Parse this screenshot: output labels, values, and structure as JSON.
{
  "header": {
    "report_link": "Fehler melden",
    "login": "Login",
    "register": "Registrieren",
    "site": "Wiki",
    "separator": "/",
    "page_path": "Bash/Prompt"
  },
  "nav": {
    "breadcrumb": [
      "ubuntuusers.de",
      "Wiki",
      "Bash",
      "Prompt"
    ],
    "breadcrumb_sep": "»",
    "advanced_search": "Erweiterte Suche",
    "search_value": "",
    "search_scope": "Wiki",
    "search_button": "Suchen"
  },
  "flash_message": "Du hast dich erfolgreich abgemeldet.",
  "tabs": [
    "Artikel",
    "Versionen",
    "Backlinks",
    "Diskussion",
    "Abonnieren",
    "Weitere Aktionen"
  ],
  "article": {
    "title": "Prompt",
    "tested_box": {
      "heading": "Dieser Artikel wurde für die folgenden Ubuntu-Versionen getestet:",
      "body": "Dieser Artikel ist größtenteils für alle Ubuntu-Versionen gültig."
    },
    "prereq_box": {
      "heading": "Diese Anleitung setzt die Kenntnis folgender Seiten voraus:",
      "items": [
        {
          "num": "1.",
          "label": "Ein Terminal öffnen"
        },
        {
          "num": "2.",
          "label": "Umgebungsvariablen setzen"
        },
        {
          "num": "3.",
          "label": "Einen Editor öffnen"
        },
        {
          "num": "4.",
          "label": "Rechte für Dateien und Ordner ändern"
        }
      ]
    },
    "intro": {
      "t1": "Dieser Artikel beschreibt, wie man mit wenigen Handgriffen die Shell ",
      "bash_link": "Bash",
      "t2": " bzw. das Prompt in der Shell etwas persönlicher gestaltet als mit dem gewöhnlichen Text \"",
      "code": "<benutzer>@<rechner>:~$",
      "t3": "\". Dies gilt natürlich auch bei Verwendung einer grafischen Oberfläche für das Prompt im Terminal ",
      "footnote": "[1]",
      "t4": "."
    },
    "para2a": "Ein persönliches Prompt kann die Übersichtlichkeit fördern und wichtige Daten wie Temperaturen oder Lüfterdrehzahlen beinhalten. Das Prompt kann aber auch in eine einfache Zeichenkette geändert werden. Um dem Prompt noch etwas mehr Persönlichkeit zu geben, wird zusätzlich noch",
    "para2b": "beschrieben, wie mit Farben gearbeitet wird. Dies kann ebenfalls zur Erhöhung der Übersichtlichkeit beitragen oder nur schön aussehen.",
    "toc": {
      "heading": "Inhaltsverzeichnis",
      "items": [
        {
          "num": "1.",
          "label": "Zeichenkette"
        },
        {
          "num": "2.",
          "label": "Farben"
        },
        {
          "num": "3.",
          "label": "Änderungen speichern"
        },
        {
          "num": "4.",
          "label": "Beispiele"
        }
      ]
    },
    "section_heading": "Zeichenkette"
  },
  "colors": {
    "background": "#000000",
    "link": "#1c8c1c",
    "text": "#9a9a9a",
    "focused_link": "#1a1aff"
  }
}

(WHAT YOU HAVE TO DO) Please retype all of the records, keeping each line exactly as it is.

(ANSWER TO THE PROBLEM)
Parse this screenshot: output labels, values, and structure as JSON.
{
  "header": {
    "report_link": "Fehler melden",
    "login": "Login",
    "register": "Registrieren",
    "site": "Wiki",
    "separator": "/",
    "page_path": "Bash/Prompt"
  },
  "nav": {
    "breadcrumb": [
      "ubuntuusers.de",
      "Wiki",
      "Bash",
      "Prompt"
    ],
    "breadcrumb_sep": "»",
    "advanced_search": "Erweiterte Suche",
    "search_value": "",
    "search_scope": "Wiki",
    "search_button": "Suchen"
  },
  "flash_message": "Du hast dich erfolgreich abgemeldet.",
  "tabs": [
    "Artikel",
    "Versionen",
    "Backlinks",
    "Diskussion",
    "Abonnieren",
    "Weitere Aktionen"
  ],
  "article": {
    "title": "Prompt",
    "tested_box": {
      "heading": "Dieser Artikel wurde für die folgenden Ubuntu-Versionen getestet:",
      "body": "Dieser Artikel ist größtenteils für alle Ubuntu-Versionen gültig."
    },
    "prereq_box": {
      "heading": "Diese Anleitung setzt die Kenntnis folgender Seiten voraus:",
      "items": [
        {
          "num": "1.",
          "label": "Ein Terminal öffnen"
        },
        {
          "num": "2.",
          "label": "Umgebungsvariablen setzen"
        },
        {
          "num": "3.",
          "label": "Einen Editor öffnen"
        },
        {
          "num": "4.",
          "label": "Rechte für Dateien und Ordner ändern"
        }
      ]
    },
    "intro": {
      "t1": "Dieser Artikel beschreibt, wie man mit wenigen Handgriffen die Shell ",
      "bash_link": "Bash",
      "t2": " bzw. das Prompt in der Shell etwas persönlicher gestaltet als mit dem gewöhnlichen Text \"",
      "code": "<benutzer>@<rechner>:~$",
      "t3": "\". Dies gilt natürlich auch bei Verwendung einer grafischen Oberfläche für das Prompt im Terminal ",
      "footnote": "[1]",
      "t4": "."
    },
    "para2a": "Ein persönliches Prompt kann die Übersichtlichkeit fördern und wichtige Daten wie Temperaturen oder Lüfterdrehzahlen beinhalten. Das Prompt kann aber auch in eine einfache Zeichenkette geändert werden. Um dem Prompt noch etwas mehr Persönlichkeit zu geben, wird zusätzlich noch",
    "para2b": "beschrieben, wie mit Farben gearbeitet wird. Dies kann ebenfalls zur Erhöhung der Übersichtlichkeit beitragen oder nur schön aussehen.",
    "toc": {
      "heading": "Inhaltsverzeichnis",
      "items": [
        {
          "num": "1.",
          "label": "Zeichenkette"
        },
        {
          "num": "2.",
          "label": "Farben"
        },
        {
          "num": "3.",
          "label": "Änderungen speichern"
        },
        {
          "num": "4.",
          "label": "Beispiele"
        }
      ]
    },
    "section_heading": "Zeichenkette"
  },
  "colors": {
    "background": "#000000",
    "link": "#1c8c1c",
    "text": "#9a9a9a",
    "focused_link": "#1a1aff"
  }
}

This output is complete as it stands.